The Foundation for Individual Rights in Education (FIRE) reports:
As universities go, Princeton and the University of Central Florida may not have much in common, but they do share a mechanism for getting rid of inconvenient professors: finding a reason to investigate and fire them over something unrelated, after they’ve said something controversial.
So far, it’s working better for Princeton than for UCF. On May 23, Princeton fired tenured classics professor Joshua Katz following an investigation into a relationship with a student for which he had already been investigated, punished, and returned to campus. Katz’s second prosecution for the same alleged wrongdoing began in 2020 after an op-ed critical of campus activists led to calls for his termination.

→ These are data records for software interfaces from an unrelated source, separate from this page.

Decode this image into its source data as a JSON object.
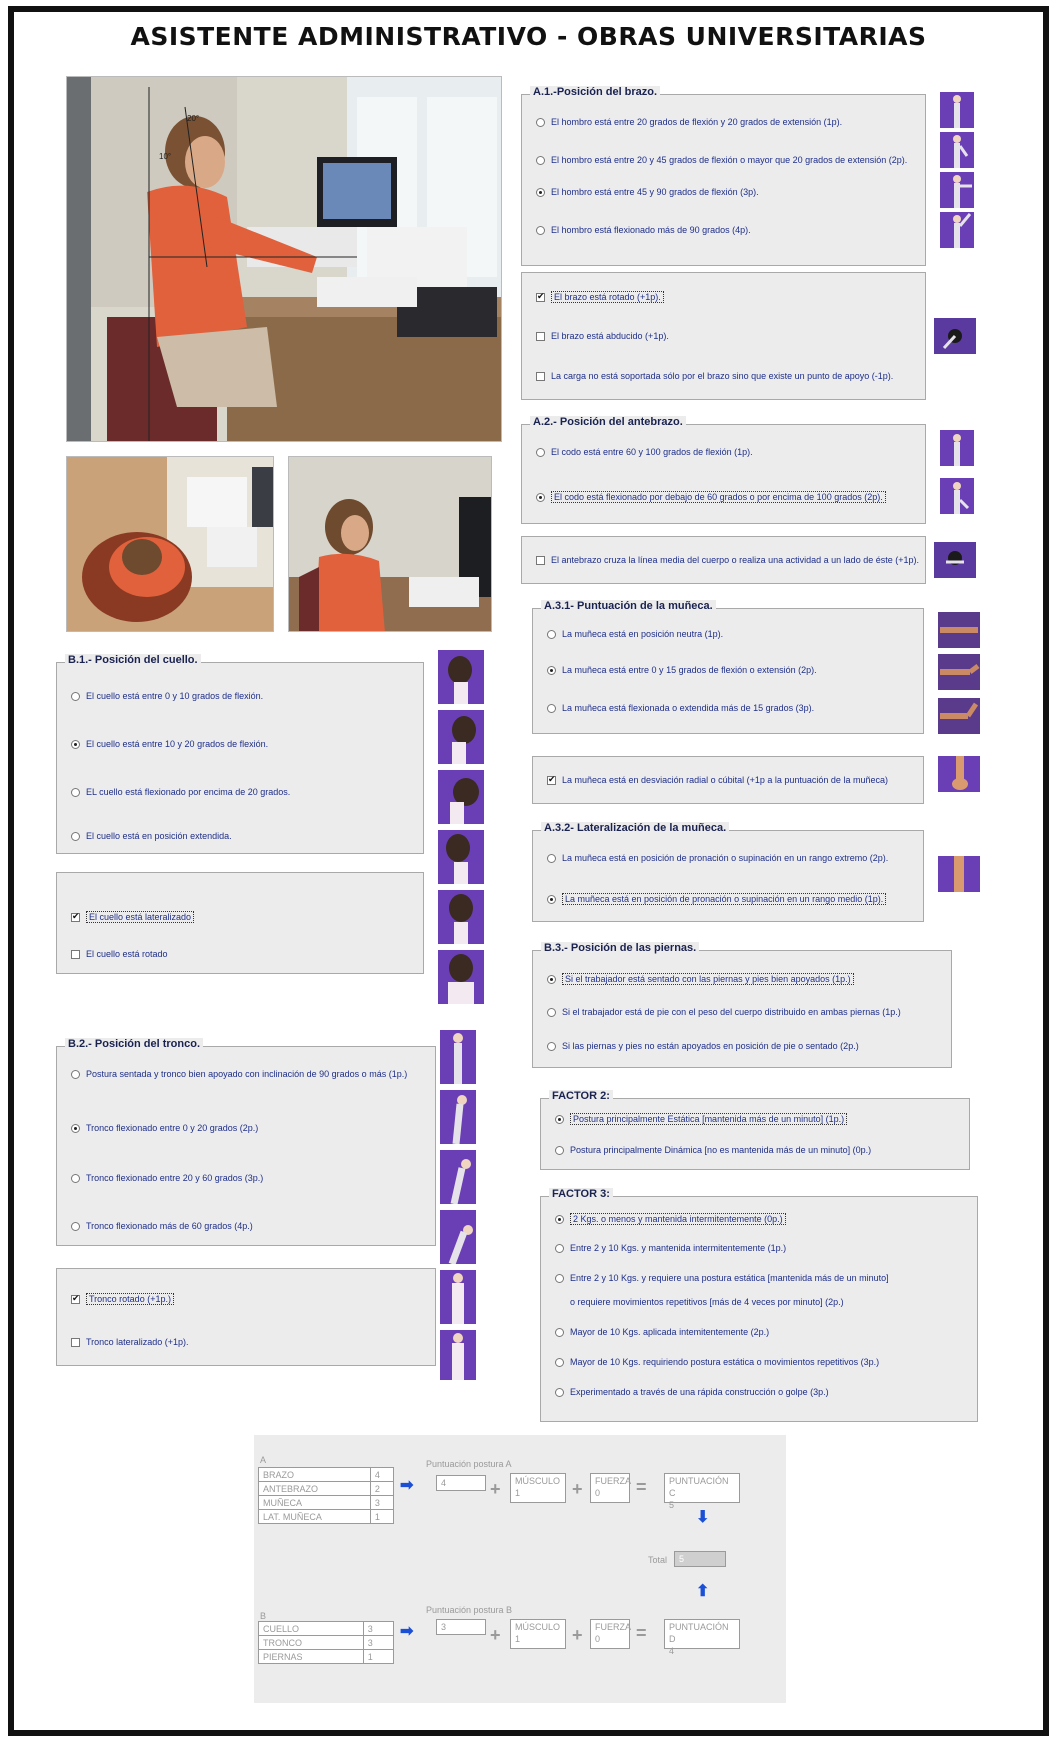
{
  "title": "ASISTENTE ADMINISTRATIVO - OBRAS UNIVERSITARIAS",
  "photo_labels": {
    "angle1": "20°",
    "angle2": "10°"
  },
  "a1": {
    "title": "A.1.-Posición del brazo.",
    "options": [
      "El hombro está entre 20 grados de flexión y 20 grados de extensión (1p).",
      "El hombro está entre 20 y 45 grados de flexión o mayor que 20 grados de extensión (2p).",
      "El hombro  está entre 45 y 90 grados de flexión (3p).",
      "El hombro está flexionado más de 90 grados (4p)."
    ],
    "checks": [
      "El brazo está rotado  (+1p).",
      "El brazo está abducido  (+1p).",
      "La carga no está soportada sólo por el brazo sino que existe un punto de apoyo (-1p)."
    ]
  },
  "a2": {
    "title": "A.2.- Posición del antebrazo.",
    "options": [
      "El codo está entre 60 y 100 grados de flexión (1p).",
      "El codo está flexionado por debajo de 60 grados o por encima de 100 grados (2p)."
    ],
    "check": "El antebrazo cruza la línea media del cuerpo o realiza una actividad a un lado de éste  (+1p)."
  },
  "a31": {
    "title": "A.3.1- Puntuación de la muñeca.",
    "options": [
      "La muñeca está en posición neutra (1p).",
      "La muñeca está entre 0 y 15 grados de flexión o extensión (2p).",
      "La muñeca está flexionada o extendida más de 15 grados  (3p)."
    ],
    "check": "La muñeca está en desviación radial o cúbital (+1p a la puntuación de la muñeca)"
  },
  "a32": {
    "title": "A.3.2- Lateralización de la muñeca.",
    "options": [
      "La muñeca está en posición de pronación o supinación en un rango extremo (2p).",
      "La muñeca está en posición de pronación o supinación en un rango medio (1p)."
    ]
  },
  "b1": {
    "title": "B.1.- Posición del cuello.",
    "options": [
      "El cuello está entre 0 y 10 grados de flexión.",
      "El cuello está entre 10 y 20 grados de flexión.",
      "EL cuello está flexionado por encima de 20 grados.",
      "El cuello está en posición extendida."
    ],
    "checks": [
      "El cuello está lateralizado",
      "El cuello está rotado"
    ]
  },
  "b2": {
    "title": "B.2.- Posición del tronco.",
    "options": [
      "Postura sentada y tronco bien apoyado con inclinación de 90 grados o más (1p.)",
      "Tronco flexionado entre 0 y 20 grados (2p.)",
      "Tronco flexionado  entre 20 y 60 grados (3p.)",
      "Tronco flexionado más de 60 grados (4p.)"
    ],
    "checks": [
      "Tronco rotado (+1p.)",
      "Tronco lateralizado (+1p)."
    ]
  },
  "b3": {
    "title": "B.3.- Posición de las piernas.",
    "options": [
      "Si el trabajador está sentado con las piernas y pies bien apoyados (1p.)",
      "Si el trabajador está de pie con el peso del cuerpo distribuido en ambas piernas  (1p.)",
      "Si las piernas y pies no están apoyados en posición de pie o sentado (2p.)"
    ]
  },
  "factor2": {
    "title": "FACTOR 2:",
    "options": [
      "Postura principalmente Estática [mantenida más de un minuto] (1p.)",
      "Postura principalmente Dinámica [no es mantenida más de un minuto] (0p.)"
    ]
  },
  "factor3": {
    "title": "FACTOR 3:",
    "options": [
      "2 Kgs. o menos y mantenida intermitentemente (0p.)",
      "Entre 2 y 10 Kgs. y mantenida intermitentemente (1p.)",
      "Entre 2 y 10 Kgs. y requiere una postura estática [mantenida más de un minuto]",
      "o requiere movimientos repetitivos [más de 4 veces por minuto] (2p.)",
      "Mayor de 10 Kgs. aplicada intemitentemente (2p.)",
      "Mayor de 10 Kgs. requiriendo postura estática o movimientos repetitivos (3p.)",
      "Experimentado a través de una rápida construcción o golpe (3p.)"
    ]
  },
  "calc": {
    "a_label": "A",
    "a_rows": [
      [
        "BRAZO",
        "4"
      ],
      [
        "ANTEBRAZO",
        "2"
      ],
      [
        "MUÑECA",
        "3"
      ],
      [
        "LAT. MUÑECA",
        "1"
      ]
    ],
    "a_posture_label": "Puntuación postura A",
    "a_posture": "4",
    "a_muscle_label": "MÚSCULO",
    "a_muscle": "1",
    "a_force_label": "FUERZA",
    "a_force": "0",
    "c_label": "PUNTUACIÓN C",
    "c_value": "5",
    "total_label": "Total",
    "total_value": "5",
    "b_label": "B",
    "b_rows": [
      [
        "CUELLO",
        "3"
      ],
      [
        "TRONCO",
        "3"
      ],
      [
        "PIERNAS",
        "1"
      ]
    ],
    "b_posture_label": "Puntuación postura B",
    "b_posture": "3",
    "b_muscle_label": "MÚSCULO",
    "b_muscle": "1",
    "b_force_label": "FUERZA",
    "b_force": "0",
    "d_label": "PUNTUACIÓN D",
    "d_value": "4"
  }
}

Meanwhile, on May 16, an arbitrator ordered UCF to reinstate psychology professor Charles Negy, who was fired in January 2021 after two of his tweets were used as a justification to open a seven-month fishing expedition into his 22-year teaching history. The absence of due process was a key element of the arbitrator’s decision.

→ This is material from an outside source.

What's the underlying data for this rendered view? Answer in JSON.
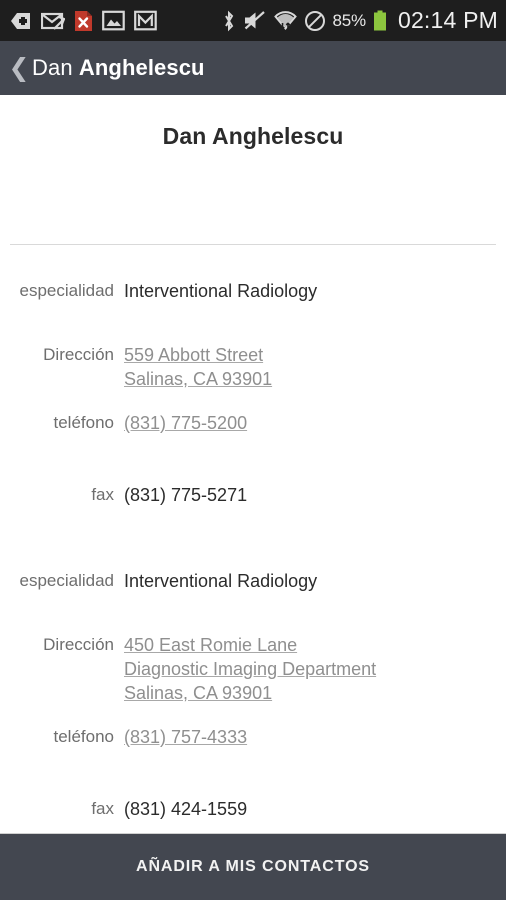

UCF’s case against Negy was never likely to survive first-contact with a neutral decision-maker. When an investigation of tweets includes incidents from 2005 — the year before Twitter was founded — either the investigator is lying about their purpose or confused about the linear nature of time.
While the Katz case at Princeton isn’t identical, it shares enough similarities to what happened at UCF that Princeton administrators should view UCF as a cautionary tale. Not the least of those is that Katz is represented by Negy’s attorney (and former FIRE staffer) Samantha Harris.